The magical seeds which created ancient China's farms
Humans often suffered food shortages as they lived purely on what was provided in nature. With magic seeds brought by a golden phoenix, Emperor Yan, a legendary tribe leader in ancient China, guided the Chinese to plant for a more steady harvest.
As the emperor and his followers were inspecting the life of his people one winter morning, he saw women looking for food in the snow, men arguing over a dead deer, young and the old shivering in the wind.
Sad at the scene, they gathered all the tribe leaders together and said: “Though being the deity over all creatures, we humans still live by the supply from Heaven and Earth. How are we different from the beasts?”
Everybody looked at each other in dismay. Emperor Yan continued: “The millet in the wild field grows every year. If we select seeds to plant, maybe we can get crops steadily. If we raise the caught beasts and get them reproduced, we may no longer worry about the meat supply.”
Though some elderly folk questioned whether it would be against the will of Heaven, Yan convinced the people that it was the will of Heaven that enabled humans to learn from nature and strive to become stronger.
The emperor led his people across mountains and rivers, looking for fine seeds. As his people rested at a mountain, a golden phoenix flew over, hovering slowly in the sky. With a sound it made piercing the clouds, a grain with nine ears dropped from the phoenix’s beak. Everybody looked up with their arms extending to the sky.
As the grain floated down, the corns separated from it, shining like golden sand, and sprinkled on the land in the distance.
People ran to the land and witnessed grains growing rougher and bigger. A young man pulled some and shouted in excitement.
Emperor Yan took over the grain, looked carefully and said: “The fine seeds are from the Lord of Heaven as praise for our creating new life.”
People cheered as he held up the grain. Since then, Emperor Yan was honored as Shennong, which literally means “divine farmer.”
People started to farm. They burned the weeds and dead wood on the ground. Men cut down trees with stone axes. Women dug holes with sticks, and then planted seeds inside. In no time, people found that ripping and weeding helped crops grow better. They used sharp sticks as tools first, yet found they dulled easily.
Shennong tried covering a stick with a sharp and hollow animal horn, which made a new tool to dig in the earth. This original farm tool was named lei. Another farm tool named si, in the form of a spade, was also invented to shovel and ditch.
More tools were later developed with Shennong’s help, including various elementary forms of rake, plough and hoe.

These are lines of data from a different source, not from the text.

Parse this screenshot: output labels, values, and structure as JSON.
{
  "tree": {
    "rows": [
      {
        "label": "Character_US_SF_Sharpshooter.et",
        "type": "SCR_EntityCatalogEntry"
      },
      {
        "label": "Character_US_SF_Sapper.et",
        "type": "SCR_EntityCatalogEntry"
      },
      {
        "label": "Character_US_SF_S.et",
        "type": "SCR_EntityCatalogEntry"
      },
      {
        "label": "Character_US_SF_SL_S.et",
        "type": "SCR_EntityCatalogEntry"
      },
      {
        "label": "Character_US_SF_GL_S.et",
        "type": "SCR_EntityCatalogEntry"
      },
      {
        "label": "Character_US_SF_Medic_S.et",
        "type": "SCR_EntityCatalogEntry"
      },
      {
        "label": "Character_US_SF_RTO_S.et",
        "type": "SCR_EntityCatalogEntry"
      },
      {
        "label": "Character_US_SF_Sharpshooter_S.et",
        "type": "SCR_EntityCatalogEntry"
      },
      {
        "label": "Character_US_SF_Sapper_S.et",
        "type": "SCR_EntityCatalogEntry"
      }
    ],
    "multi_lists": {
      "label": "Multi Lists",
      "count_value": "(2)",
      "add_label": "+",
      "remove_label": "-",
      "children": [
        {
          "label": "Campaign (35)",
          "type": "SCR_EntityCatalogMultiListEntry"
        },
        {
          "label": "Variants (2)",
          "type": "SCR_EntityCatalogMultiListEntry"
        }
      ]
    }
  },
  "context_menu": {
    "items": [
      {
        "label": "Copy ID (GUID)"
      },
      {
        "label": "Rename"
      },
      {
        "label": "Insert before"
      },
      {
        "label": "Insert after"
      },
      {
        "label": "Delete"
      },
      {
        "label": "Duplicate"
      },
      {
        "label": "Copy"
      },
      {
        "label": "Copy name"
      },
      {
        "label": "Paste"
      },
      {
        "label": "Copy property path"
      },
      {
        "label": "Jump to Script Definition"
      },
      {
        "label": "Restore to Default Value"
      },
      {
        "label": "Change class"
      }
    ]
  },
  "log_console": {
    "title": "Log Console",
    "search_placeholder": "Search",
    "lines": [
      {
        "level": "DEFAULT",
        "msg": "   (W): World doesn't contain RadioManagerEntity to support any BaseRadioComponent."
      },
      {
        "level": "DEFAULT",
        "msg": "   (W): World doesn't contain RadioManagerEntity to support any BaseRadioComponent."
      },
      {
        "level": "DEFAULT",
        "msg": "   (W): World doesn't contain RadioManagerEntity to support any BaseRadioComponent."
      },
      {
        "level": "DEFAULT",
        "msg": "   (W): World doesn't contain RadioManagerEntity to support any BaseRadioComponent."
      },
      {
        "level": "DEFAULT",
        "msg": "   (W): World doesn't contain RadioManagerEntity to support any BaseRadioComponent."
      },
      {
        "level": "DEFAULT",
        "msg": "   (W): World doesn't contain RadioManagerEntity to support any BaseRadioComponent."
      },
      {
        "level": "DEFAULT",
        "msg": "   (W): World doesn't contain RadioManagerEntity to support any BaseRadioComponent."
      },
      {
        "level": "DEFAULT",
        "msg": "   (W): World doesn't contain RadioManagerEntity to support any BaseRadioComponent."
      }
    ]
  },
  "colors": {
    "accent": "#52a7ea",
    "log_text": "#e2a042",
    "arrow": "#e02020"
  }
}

With the tools, people get better harvests over the years. Yet, the other spring, just as they were ready to sow, people found their seeds had been eaten by borers.
Shennong picked up a rare surviving handful of seeds and found them smelling like horse urine. Recalling that few borers were found in the barns, Shennong believed that horse urine could help protect the seeds from borers. He soaked all the seeds in horse urine and found hardly any eaten by borers while sprouting fast in the spring.
Shennong and his subordinates ran all over the nation, searching for suitable crops to plant. They selected beans, wheat, millet, sorghum and rice as “the five cereals” for Chinese, which were easy to grow and could be cooked into different kinds of food.
Chiyi, an assistant to Shennong, was a smart man. He put the grains on the stone, grounding and removing the hulls with a wood stick, as the husks were difficult to digest. Thus he made the earliest chujiu (pestle and mortar).
He also discovered that earth could get very hard after burning, which inspired him to create pottery. Round pottery jars were widely used to boil water and cook congee with grain in it.
Chiyi also tried digging some holes under the pottery. He put some peeled grains in it, and then put it on another jar with boiling water. The steam heated the grains in the upper jar and got it cooked. This kind of pottery was named zeng (rice steamer). The cooking method named zheng (steaming) is still widely used in Chinese cuisine today.
It is estimated that the population grew quickly in the time of Shennong, which triggered people’s shifting from fruit collecting and animal hunting to crop planting and animal husbandry.
Planting crops and taming animals, as well as inventing farm tools and becoming familiar with the farming seasons are all essential to change how humans lived. And that could not be completed in a short time. Some scholars think it may be more suitable to identify Shennong as an age when the Chinese made their way to the agrarian society with their wisdom, rather than a single legendary leader who did all the work.